The biceps as the name suggests has two heads which arise as tendons at the top end in the shoulder. The ‘long head of biceps’ tendon travels through a groove in the humerus, and curves over the top and attaches to the top of the glenoid (which is the socket of the joint).
This long course of the tendon inside the joint lends it to irritation and inflammation with movement. This presents with pain over the front of the shoulder which can radiate to the arm.
This may present on its own or may be associated with impingement syndrome.
If it progresses, it may lead to rupture of the tendon. Once ruptured, the tendon will retract down the arm causing a change in the shape of the biceps (Popeye sign).
The treatment for biceps tendinitis is usually non-operative with analgesia, rest and activity modification. Steroid injections can be given into the tendon sheath under ultrasound guidance.

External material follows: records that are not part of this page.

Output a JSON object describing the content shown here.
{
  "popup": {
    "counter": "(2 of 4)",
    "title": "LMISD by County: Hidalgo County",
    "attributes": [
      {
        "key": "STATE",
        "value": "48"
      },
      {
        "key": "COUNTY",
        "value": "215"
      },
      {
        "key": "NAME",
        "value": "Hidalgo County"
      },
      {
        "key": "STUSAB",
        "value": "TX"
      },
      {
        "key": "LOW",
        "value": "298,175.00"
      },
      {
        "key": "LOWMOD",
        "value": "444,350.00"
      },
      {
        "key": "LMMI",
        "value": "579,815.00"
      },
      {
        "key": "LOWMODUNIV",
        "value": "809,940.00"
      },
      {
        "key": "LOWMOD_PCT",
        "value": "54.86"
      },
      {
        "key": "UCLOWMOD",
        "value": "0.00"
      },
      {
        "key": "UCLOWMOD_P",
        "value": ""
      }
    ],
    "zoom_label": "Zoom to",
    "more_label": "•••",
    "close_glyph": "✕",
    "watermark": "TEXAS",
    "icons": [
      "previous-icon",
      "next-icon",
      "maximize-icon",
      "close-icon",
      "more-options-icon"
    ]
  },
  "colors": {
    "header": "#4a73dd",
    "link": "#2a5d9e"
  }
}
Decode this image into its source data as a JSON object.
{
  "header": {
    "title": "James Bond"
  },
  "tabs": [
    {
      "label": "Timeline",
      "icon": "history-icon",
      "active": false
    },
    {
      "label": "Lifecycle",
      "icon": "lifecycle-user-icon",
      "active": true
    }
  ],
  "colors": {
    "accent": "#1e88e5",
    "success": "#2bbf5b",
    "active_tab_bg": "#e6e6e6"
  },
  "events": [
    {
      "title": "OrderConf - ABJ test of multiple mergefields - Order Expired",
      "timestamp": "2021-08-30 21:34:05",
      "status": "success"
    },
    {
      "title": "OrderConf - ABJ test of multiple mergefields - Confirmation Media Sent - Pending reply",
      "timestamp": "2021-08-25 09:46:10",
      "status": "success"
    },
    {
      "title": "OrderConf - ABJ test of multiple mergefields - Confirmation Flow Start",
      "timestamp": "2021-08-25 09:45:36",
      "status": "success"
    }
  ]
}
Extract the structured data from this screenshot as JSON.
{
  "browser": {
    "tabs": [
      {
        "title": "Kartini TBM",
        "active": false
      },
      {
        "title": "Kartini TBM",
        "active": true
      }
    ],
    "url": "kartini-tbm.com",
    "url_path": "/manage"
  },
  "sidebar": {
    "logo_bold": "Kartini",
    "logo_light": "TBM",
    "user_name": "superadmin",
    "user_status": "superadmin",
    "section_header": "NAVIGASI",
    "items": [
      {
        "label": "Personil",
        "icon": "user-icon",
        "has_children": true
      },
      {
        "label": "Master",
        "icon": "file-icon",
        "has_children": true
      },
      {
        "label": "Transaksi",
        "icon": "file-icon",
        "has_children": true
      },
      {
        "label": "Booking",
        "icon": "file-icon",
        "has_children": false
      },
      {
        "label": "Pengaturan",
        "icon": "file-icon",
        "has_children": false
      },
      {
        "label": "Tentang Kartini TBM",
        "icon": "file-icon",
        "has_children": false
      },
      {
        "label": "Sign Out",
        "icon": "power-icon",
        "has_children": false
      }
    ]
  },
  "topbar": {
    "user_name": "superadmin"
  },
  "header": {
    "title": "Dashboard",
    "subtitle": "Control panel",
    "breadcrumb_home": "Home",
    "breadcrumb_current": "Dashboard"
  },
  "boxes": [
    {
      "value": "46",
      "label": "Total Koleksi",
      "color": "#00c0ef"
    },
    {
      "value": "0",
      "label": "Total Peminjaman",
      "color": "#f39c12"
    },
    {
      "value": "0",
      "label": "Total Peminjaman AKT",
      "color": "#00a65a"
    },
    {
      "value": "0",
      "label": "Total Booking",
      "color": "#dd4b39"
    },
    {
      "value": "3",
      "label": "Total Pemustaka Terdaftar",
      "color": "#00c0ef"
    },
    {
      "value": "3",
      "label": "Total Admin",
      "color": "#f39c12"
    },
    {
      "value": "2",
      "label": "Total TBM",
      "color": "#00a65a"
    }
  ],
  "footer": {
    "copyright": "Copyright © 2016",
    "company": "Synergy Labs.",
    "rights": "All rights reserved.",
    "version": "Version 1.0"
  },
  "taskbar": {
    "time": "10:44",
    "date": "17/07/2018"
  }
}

The few that are resistant to conservative management, may be treated surgically. Surgery is rarely indicated once the tendon ruptures.